* _PROBLEM REQUIREMENTS_:
Search the entries for the word "Display" and pull out each line that has it.

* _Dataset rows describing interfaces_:

* * *

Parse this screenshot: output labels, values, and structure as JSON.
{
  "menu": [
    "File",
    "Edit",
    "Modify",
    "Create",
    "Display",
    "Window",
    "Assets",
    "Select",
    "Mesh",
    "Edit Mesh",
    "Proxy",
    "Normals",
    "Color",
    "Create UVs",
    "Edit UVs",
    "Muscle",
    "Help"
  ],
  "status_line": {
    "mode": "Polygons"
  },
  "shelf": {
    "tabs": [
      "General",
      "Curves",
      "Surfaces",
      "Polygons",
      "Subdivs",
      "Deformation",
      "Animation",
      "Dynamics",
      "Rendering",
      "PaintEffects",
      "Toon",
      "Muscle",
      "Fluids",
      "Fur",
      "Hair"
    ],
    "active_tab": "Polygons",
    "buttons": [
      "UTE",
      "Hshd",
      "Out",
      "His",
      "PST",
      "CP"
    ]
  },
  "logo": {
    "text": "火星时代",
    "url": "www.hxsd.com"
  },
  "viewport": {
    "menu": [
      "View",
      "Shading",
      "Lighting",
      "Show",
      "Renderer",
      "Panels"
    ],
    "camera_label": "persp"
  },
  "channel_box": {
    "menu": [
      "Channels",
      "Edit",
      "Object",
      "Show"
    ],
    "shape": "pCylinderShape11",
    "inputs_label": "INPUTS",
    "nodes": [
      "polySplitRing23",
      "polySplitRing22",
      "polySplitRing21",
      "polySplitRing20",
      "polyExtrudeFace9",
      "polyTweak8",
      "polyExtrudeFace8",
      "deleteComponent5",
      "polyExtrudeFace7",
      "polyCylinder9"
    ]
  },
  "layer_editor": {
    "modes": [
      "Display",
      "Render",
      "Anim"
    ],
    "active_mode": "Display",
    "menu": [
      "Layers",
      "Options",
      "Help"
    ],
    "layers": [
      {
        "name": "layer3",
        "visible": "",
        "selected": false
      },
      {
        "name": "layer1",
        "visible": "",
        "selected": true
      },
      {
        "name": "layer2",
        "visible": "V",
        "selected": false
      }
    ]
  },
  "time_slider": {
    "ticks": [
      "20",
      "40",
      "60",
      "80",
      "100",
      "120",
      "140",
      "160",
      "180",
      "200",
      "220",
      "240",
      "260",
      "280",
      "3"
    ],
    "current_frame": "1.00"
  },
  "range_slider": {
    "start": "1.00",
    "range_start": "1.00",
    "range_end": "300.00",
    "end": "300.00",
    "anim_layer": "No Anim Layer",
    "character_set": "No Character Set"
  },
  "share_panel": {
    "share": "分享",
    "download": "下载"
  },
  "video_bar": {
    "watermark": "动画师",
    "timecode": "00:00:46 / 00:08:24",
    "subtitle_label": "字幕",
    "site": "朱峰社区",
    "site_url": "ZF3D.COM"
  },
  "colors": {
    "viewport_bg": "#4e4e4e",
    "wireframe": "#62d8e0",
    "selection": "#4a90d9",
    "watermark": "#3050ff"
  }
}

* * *

* _RESPONSE AREA_:
    "Display",
      "Display",
    "active_mode": "Display",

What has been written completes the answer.